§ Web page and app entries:
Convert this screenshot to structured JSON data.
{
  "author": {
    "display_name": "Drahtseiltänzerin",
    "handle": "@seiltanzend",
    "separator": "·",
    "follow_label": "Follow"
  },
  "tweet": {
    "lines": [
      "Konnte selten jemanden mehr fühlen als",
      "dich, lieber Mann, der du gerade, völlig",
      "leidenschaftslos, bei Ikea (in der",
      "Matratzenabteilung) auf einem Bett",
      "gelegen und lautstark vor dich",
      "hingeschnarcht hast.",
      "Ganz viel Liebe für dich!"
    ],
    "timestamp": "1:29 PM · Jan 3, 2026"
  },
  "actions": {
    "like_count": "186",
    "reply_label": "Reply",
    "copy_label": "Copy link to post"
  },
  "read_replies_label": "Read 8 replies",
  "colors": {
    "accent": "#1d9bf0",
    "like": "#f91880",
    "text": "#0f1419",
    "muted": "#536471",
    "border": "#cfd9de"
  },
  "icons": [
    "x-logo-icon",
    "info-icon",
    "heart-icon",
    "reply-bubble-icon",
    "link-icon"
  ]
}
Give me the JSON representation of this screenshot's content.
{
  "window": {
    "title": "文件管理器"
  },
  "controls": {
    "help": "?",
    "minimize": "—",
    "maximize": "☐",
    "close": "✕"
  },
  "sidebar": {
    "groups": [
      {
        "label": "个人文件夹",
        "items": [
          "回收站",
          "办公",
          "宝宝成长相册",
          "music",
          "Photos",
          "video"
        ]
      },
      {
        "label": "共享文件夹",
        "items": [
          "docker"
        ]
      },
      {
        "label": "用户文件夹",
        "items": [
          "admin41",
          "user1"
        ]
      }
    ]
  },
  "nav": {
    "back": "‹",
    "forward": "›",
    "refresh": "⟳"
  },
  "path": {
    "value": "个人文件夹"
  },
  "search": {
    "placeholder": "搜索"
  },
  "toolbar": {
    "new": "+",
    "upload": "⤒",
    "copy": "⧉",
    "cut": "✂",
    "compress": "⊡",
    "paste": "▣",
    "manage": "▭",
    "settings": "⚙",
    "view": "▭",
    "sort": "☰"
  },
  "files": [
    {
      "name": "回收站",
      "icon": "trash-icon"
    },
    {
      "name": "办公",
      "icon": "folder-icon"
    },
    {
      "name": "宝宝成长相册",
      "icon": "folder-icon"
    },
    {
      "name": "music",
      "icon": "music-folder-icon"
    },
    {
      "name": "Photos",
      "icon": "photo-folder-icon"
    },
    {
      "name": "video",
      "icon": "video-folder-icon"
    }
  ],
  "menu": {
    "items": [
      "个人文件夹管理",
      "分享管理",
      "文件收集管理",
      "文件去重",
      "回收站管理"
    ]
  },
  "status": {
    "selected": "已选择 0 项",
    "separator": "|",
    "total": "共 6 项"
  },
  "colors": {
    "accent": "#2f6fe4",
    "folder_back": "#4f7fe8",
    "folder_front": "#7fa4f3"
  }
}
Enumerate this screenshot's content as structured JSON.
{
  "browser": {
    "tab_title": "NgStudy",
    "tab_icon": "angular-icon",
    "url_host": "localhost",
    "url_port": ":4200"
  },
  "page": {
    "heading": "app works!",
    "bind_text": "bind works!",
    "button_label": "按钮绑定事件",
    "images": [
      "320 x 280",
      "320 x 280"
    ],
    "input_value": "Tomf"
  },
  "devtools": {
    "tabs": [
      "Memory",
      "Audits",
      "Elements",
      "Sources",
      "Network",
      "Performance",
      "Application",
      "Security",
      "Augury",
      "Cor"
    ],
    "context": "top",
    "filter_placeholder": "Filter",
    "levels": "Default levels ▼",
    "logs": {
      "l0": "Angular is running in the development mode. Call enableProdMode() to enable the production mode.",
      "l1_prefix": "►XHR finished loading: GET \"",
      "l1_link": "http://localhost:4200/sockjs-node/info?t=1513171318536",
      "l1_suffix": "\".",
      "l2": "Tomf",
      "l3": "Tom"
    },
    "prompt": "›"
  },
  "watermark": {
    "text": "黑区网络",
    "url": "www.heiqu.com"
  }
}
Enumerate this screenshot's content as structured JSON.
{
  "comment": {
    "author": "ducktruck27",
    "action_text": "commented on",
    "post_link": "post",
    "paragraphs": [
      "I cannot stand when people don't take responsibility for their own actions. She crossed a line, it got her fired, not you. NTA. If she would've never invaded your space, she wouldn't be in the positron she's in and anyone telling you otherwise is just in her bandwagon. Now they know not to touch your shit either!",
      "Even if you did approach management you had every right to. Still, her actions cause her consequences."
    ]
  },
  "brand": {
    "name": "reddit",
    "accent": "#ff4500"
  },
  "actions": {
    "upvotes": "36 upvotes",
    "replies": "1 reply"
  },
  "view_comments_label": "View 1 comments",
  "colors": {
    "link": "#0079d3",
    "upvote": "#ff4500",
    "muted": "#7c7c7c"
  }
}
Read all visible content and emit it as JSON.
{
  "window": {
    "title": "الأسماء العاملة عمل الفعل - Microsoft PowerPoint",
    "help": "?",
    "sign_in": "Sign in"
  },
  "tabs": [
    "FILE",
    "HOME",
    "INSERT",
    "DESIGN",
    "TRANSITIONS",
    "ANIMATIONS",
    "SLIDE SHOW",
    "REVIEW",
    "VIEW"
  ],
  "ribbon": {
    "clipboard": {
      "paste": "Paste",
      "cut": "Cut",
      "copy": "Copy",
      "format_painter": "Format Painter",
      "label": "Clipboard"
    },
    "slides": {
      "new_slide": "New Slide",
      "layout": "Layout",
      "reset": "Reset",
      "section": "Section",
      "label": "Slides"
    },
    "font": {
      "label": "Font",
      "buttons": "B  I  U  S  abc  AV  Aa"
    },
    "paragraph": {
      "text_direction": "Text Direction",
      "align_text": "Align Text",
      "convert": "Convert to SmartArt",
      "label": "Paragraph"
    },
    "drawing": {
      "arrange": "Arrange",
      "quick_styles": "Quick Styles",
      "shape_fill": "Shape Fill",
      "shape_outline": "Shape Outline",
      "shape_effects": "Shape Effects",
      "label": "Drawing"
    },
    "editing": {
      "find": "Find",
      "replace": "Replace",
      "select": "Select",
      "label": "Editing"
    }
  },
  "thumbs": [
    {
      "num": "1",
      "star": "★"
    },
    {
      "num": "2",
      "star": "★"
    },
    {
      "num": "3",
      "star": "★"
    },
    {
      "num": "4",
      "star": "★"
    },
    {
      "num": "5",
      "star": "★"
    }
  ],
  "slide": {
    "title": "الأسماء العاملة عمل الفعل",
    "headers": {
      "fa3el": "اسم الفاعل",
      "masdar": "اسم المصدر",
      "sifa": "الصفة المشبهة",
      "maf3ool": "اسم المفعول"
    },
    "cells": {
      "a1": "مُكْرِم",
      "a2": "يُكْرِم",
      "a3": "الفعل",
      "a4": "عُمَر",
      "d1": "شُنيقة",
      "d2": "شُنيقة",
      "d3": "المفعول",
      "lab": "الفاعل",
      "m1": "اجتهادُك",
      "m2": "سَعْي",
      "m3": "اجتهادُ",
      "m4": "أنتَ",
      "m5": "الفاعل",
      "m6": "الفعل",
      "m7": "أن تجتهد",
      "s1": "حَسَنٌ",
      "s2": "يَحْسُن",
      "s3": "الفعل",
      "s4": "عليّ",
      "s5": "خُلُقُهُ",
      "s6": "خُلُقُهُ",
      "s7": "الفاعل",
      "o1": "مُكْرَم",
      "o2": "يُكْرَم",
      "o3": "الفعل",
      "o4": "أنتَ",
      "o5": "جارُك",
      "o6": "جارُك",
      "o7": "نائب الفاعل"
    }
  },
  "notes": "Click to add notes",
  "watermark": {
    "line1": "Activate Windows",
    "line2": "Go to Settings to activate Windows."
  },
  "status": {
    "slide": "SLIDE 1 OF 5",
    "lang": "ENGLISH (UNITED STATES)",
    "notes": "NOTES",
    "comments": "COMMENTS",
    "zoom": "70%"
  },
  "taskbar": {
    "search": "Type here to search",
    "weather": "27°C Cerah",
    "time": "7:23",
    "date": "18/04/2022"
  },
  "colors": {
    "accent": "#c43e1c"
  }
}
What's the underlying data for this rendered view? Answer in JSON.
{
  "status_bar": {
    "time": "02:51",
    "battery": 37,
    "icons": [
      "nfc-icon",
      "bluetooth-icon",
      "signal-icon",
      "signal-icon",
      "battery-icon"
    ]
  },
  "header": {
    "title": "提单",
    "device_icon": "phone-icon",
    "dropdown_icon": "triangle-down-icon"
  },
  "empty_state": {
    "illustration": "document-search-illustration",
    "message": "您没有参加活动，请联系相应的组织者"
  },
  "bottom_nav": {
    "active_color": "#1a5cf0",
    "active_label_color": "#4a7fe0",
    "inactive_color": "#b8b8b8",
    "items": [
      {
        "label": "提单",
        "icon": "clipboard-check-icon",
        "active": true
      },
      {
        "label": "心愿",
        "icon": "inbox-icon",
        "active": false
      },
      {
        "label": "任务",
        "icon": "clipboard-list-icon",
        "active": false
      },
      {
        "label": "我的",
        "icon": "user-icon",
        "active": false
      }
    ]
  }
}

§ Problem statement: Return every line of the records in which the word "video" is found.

§ Exercise answer:
          "video"
      "name": "video",
      "icon": "video-folder-icon"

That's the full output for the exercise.